- Global growth remains on trend and deflation risks remain low, according to Franklin Templeton
- "We don’t expect solvency issues in many emerging markets"
- "An unconstrained strategy has a broad set of options for a rising-rate environment"
According to Michael Hasenstab, Chief Investment Officer at Templeton Global Macro, “at the start of 2016, we are encouraged by the vast set of fundamentally attractive valuations across the global bond and currency markets. We expect continued depreciation of the euro and yen, rising US Treasury yields, and currency appreciation in select emerging markets.”
During the next year, the investment professional expects a dichotomy of Monetary Policies, with rising interest rates from the US Federal Reserve and Quantitative Easing from the BOJ and ECB. Hasenstab also mentions that “fears of global deflation are unwarranted” and that him and his team “do not anticipate a global recession.” Their growth projections for 2016 are 2%–3% for the United States, above 1% for the eurozone, around 1% for Japan and between 6% and 7% for China. In regards to the Asian giant, Hasenstab believes that newer sectors such as the service one, will fuel wage growth and help support consumption.
Looking at Emerging markets, the Franklin Templeton expert believes that Solvency will not be a mayor issue in the area. “Emerging markets were often regarded as being in near-crisis condition during the second half of 2015. We believe concerns of a systemic crisis have been exaggerated” says Hasenstab, adding that commodity exporters, and emerging markets with poor macro fundamentals, remain vulnerable. Therefore, “investors should not view the emerging-markets asset class as a whole but should instead selectively distinguish between individual economies.” Hasenstab highlights Mexico and Malaysia as countries with strong fundamentals and solid domestic sources of financing, which will allow them to raise interest rates either in conjunction with US interest-rate hikes or shortly thereafter, while countries like Turkey or South Africa will most likely be negatively impacted by US interest-rate hikes.
Still, he believes that “an unconstrained global strategy is the most effective way to position for a rising-rate environment because it provides access to the full global opportunity set.”

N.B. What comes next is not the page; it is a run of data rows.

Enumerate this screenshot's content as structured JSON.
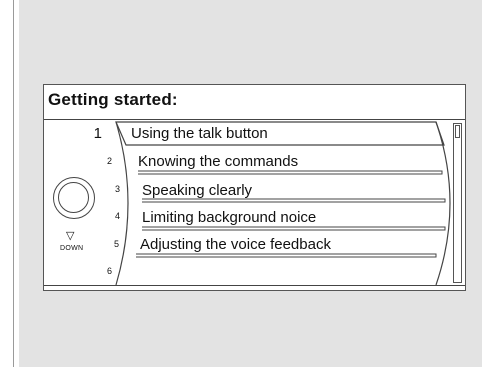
{
  "screen": {
    "title": "Getting started:",
    "knob_label": "DOWN",
    "items": [
      {
        "number": "1",
        "label": "Using the talk button",
        "selected": true
      },
      {
        "number": "2",
        "label": "Knowing the commands",
        "selected": false
      },
      {
        "number": "3",
        "label": "Speaking clearly",
        "selected": false
      },
      {
        "number": "4",
        "label": "Limiting background noice",
        "selected": false
      },
      {
        "number": "5",
        "label": "Adjusting the voice feedback",
        "selected": false
      },
      {
        "number": "6",
        "label": "",
        "selected": false
      }
    ]
  },
  "icons": {
    "knob": "rotary-knob-icon",
    "down": "down-triangle-icon"
  },
  "colors": {
    "panel": "#e3e3e3",
    "screen": "#ffffff",
    "line": "#444444"
  }
}
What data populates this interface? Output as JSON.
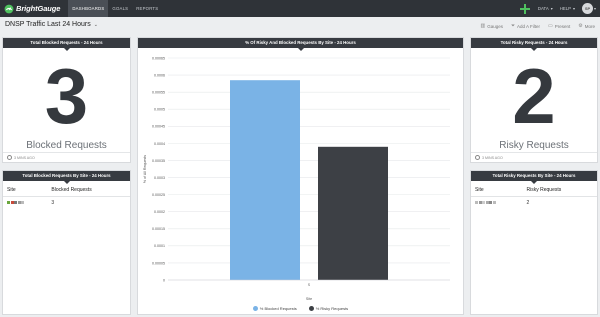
{
  "nav": {
    "brand": "BrightGauge",
    "links": [
      "DASHBOARDS",
      "GOALS",
      "REPORTS"
    ],
    "data_menu": "DATA",
    "help_menu": "HELP",
    "avatar_initials": "SP"
  },
  "dashboard": {
    "title": "DNSP Traffic Last 24 Hours",
    "toolbar": {
      "gauges": "Gauges",
      "add_filter": "Add A Filter",
      "present": "Present",
      "more": "More"
    }
  },
  "widgets": {
    "blocked_total": {
      "title": "Total Blocked Requests - 24 Hours",
      "value": "3",
      "label": "Blocked Requests",
      "updated": "3 MINS AGO"
    },
    "risky_total": {
      "title": "Total Risky Requests - 24 Hours",
      "value": "2",
      "label": "Risky Requests",
      "updated": "3 MINS AGO"
    },
    "blocked_by_site": {
      "title": "Total Blocked Requests By Site - 24 Hours",
      "columns": [
        "Site",
        "Blocked Requests"
      ],
      "rows": [
        {
          "value": "3"
        }
      ]
    },
    "risky_by_site": {
      "title": "Total Risky Requests By Site - 24 Hours",
      "columns": [
        "Site",
        "Risky Requests"
      ],
      "rows": [
        {
          "value": "2"
        }
      ]
    },
    "chart": {
      "title": "% Of Risky And Blocked Requests By Site - 24 Hours"
    }
  },
  "colors": {
    "blocked": "#7ab3e6",
    "risky": "#3d4045",
    "add": "#4fc15f",
    "header": "#373b41"
  },
  "chart_data": {
    "type": "bar",
    "title": "% Of Risky And Blocked Requests By Site - 24 Hours",
    "xlabel": "Site",
    "ylabel": "% of All Requests",
    "categories": [
      "S"
    ],
    "ylim": [
      0,
      0.00065
    ],
    "yticks": [
      "0",
      "0.00005",
      "0.0001",
      "0.00015",
      "0.0002",
      "0.00025",
      "0.0003",
      "0.00035",
      "0.0004",
      "0.00045",
      "0.0005",
      "0.00055",
      "0.0006",
      "0.00065"
    ],
    "series": [
      {
        "name": "% Blocked Requests",
        "values": [
          0.000585
        ]
      },
      {
        "name": "% Risky Requests",
        "values": [
          0.00039
        ]
      }
    ],
    "legend": "bottom",
    "grid": true
  }
}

For 2016 he remains optimist, “we are encouraged by the vast set of fundamentally attractive valuations across the global bond and currency markets.” And favors currencies “in countries where inflation is picking up and growth remains healthy, yet the local currency remains fundamentally undervalued. Looking ahead, we expect continued depreciation of the euro and yen, rising US Treasury yields, and currency appreciation in select emerging markets,” he concludes.